Unique serialization comes to fresh produce
PackagingWorld, May 19th 2015
Proudly representing the food industry at The Automation Forum, and the produce industry in particular, was Dewey R. Scott, Operations Manager at North Carolina sweet potato packer Scott Farms.
By Pat Reynolds, VP Editor
Scott’s May 19 presentation at the Chicago event, produced by PMMI Media Group, was titled “From ERP to Farm to Fork and Back—Serialization Comes to Produce.”
Scott described a recently built facility that brings a whole new level of automation to the produce business. From an efficiency and productivity standpoint, Scott Farms is only beginning to reap the benefits of this automation solution, which has now been in operation for about three months. But already the benefits gained are impressive. Thanks to camera-aided sortation systems, automated case erection, automated weighing and filling, and automated palletizing and shrink wrapping systems at the new facility, the firm now requires about 40 people to ship about 50,000 lbs/hr where it used to need 75 people to ship 20,000 lbs/hour.

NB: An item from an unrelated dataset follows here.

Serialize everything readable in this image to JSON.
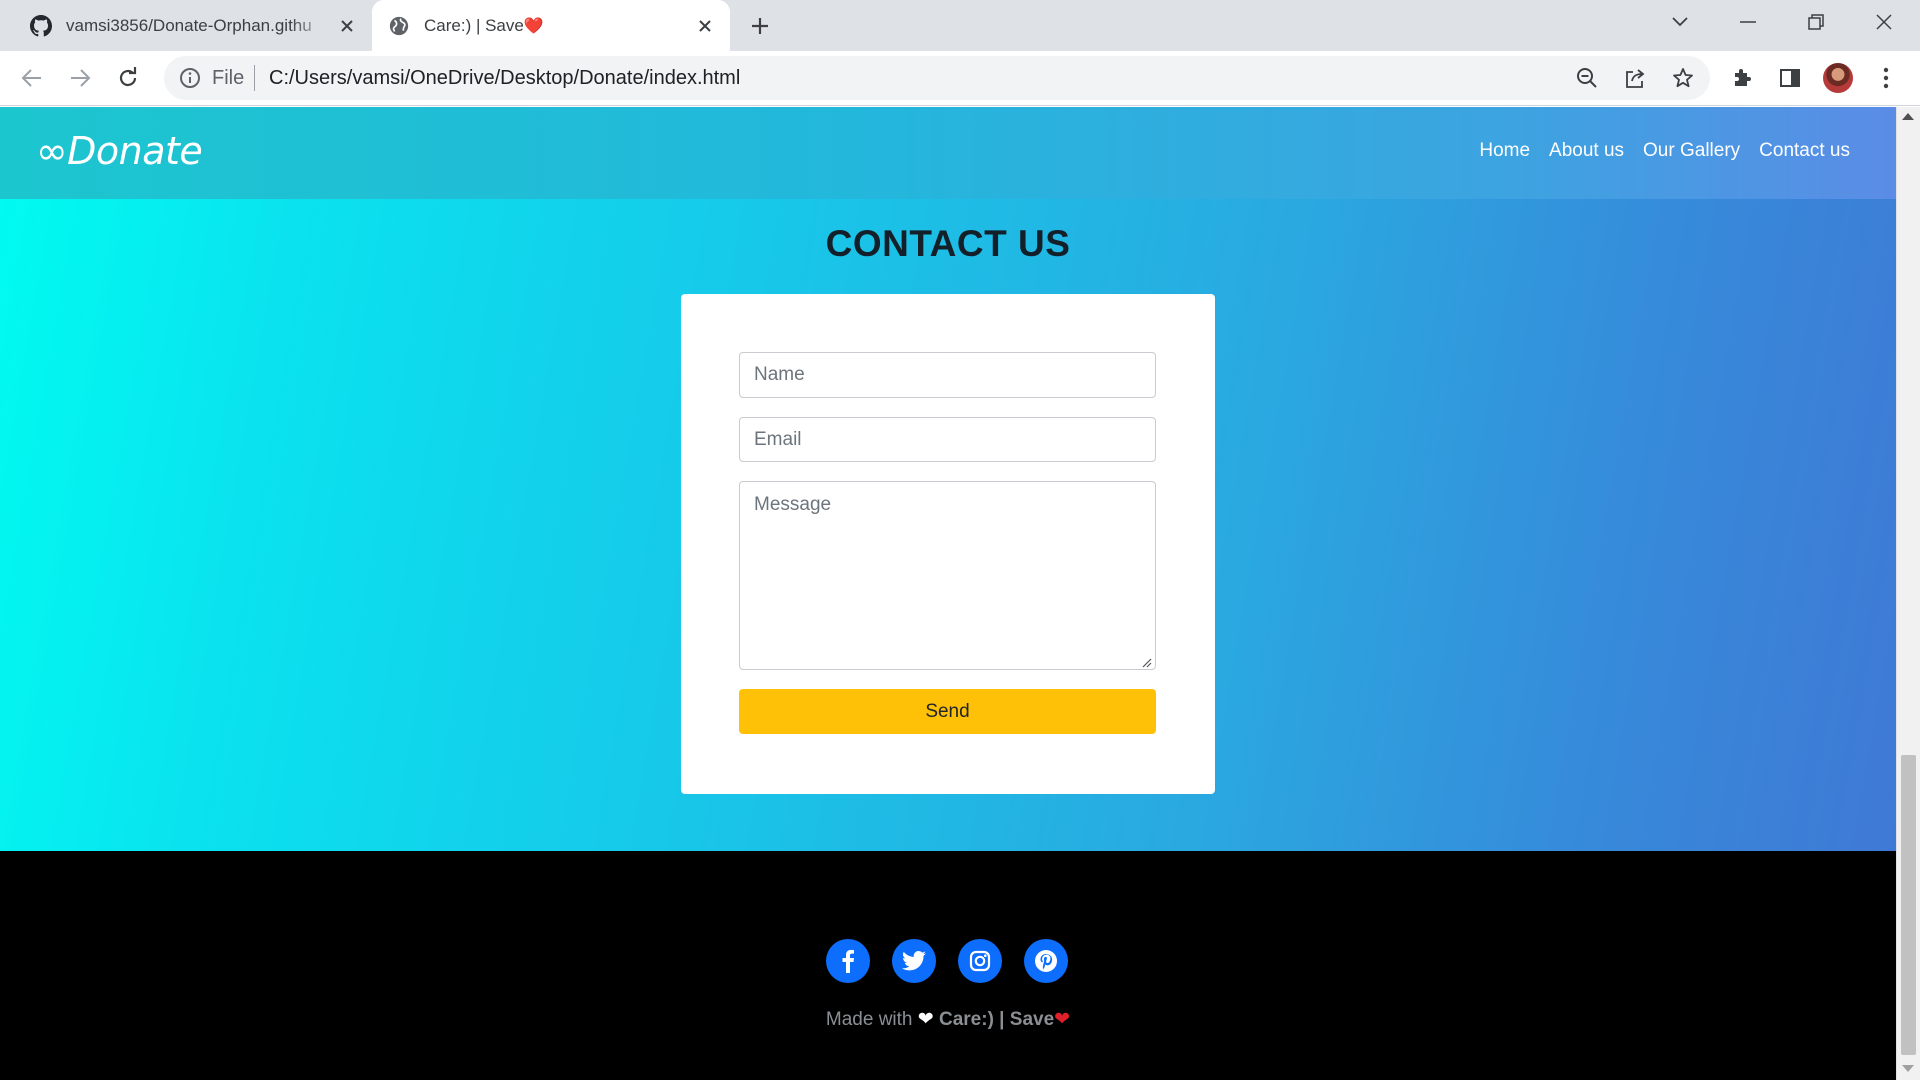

Also part of this automation initiative is sophisticated software that lets the firm put unique codes at item level—even down to a single, shrink-wrapped, branded potato that consumers cook in the microwave oven. These codes give Scott complete track and trace visibility of the sweet potatoes from farm to warehouse to packaging to consumer. And while supply chain visibility and improved operational efficiency was obviously a key goal here, this solution also opens up exciting possibilities for consumer engagement. Consumers only have to text, snap, or scan the unique serialized code on the item, and when they do, the information is then sent to the platform at Scott so that the firm knows who bought the product, where, and when. Consumers can also participate in loyalty programs, access coupons, or communicate directly with Scott Farms. Likewise, Scott can send notifications directly to the consumer’s smartphone. This kind of grower-to-consumer interaction is viewed as a breakthrough because historically, with few exceptions, it’s always been the retailer who was able to engage directly with the consumer. Now produce growers, and other Consumer Packaged Goods companies, can have a connection with consumers that once was available only to retailers.
Scott described the Kezzler serialization software as being algorithmic in nature as opposed to being one that relies on a more traditional relational data base. The big advantage gained from this approach is that because the data is not stored in a data base, there’s no fear that latency issues will get in the way of data retrieval. Also part of the overall solution was GS1-compliant software from Authentitrace, a firm that has played a leading role in helping produce packers comply with the Produce Traceability Initiative.
One thing that Dewey Scott made clear in his presentation is how important it was to work closely with the three key suppliers who assisted on this project: the maker of the grading and sorting equipment, the maker of the palletizing and conveying equipment, and software providers Kezzler and Authentitrace. “We sat them all down early in the process and made it clear what it was that we thought we wanted. Then we said, ‘Make it happen.’ As the project progressed, they all taught each other along the way. And even now, should there be an issue, they interact with each other so well that they solve problems sometimes without us even getting involved.”